→ EXERCISE DIRECTIONS
Scan the entries for the word "chat" and return every line that has it.

→ ENTRIES SHOWN

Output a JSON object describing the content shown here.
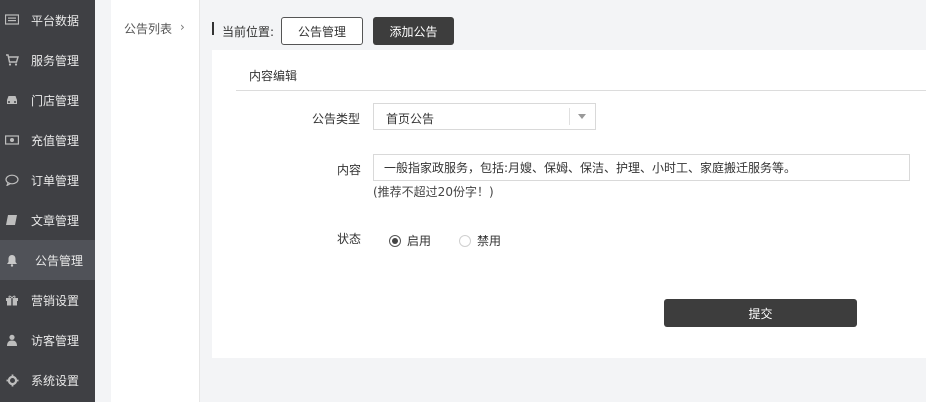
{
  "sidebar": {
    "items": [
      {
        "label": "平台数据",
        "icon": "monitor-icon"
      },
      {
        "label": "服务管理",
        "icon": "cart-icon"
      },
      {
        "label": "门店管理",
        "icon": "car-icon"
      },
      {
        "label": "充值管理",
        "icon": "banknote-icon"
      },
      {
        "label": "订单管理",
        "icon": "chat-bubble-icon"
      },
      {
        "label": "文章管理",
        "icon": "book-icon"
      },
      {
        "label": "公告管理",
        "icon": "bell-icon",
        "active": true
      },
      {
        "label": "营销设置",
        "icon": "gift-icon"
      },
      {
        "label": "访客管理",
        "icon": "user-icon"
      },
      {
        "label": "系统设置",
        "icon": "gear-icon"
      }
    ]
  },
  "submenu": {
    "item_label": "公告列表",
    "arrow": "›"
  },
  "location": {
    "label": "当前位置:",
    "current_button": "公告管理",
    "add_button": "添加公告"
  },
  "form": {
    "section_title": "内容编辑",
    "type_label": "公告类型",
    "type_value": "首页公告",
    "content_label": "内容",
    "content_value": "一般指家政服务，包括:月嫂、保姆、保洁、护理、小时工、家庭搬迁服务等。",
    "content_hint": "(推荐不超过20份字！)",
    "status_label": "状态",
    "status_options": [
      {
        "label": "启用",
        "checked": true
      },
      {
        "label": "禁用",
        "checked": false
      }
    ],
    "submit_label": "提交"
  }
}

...

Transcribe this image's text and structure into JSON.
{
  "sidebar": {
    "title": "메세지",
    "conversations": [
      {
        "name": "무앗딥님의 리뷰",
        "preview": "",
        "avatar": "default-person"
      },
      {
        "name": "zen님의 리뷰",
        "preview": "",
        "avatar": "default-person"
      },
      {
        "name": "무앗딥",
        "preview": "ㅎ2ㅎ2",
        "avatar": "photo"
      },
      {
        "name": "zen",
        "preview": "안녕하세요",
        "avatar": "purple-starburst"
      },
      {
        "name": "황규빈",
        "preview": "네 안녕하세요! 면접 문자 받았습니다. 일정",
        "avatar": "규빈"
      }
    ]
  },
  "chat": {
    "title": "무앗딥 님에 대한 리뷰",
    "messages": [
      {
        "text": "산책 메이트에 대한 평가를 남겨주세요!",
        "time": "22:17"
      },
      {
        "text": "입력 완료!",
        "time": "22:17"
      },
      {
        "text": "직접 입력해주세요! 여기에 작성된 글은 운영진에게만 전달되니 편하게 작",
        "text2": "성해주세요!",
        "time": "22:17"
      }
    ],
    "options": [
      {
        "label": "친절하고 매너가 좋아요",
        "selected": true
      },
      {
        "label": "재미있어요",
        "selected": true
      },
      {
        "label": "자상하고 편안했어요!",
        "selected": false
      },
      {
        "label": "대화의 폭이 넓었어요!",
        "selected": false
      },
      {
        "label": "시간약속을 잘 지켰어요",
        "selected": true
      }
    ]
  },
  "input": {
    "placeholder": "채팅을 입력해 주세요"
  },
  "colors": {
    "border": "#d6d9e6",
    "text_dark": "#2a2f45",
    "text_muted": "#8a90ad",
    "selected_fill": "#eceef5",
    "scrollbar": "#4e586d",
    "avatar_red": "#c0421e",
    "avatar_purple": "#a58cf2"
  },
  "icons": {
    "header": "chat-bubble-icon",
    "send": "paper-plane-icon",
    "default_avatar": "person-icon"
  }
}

→ THE ANSWER
        "icon": "chat-bubble-icon"
  "chat": {
    "header": "chat-bubble-icon",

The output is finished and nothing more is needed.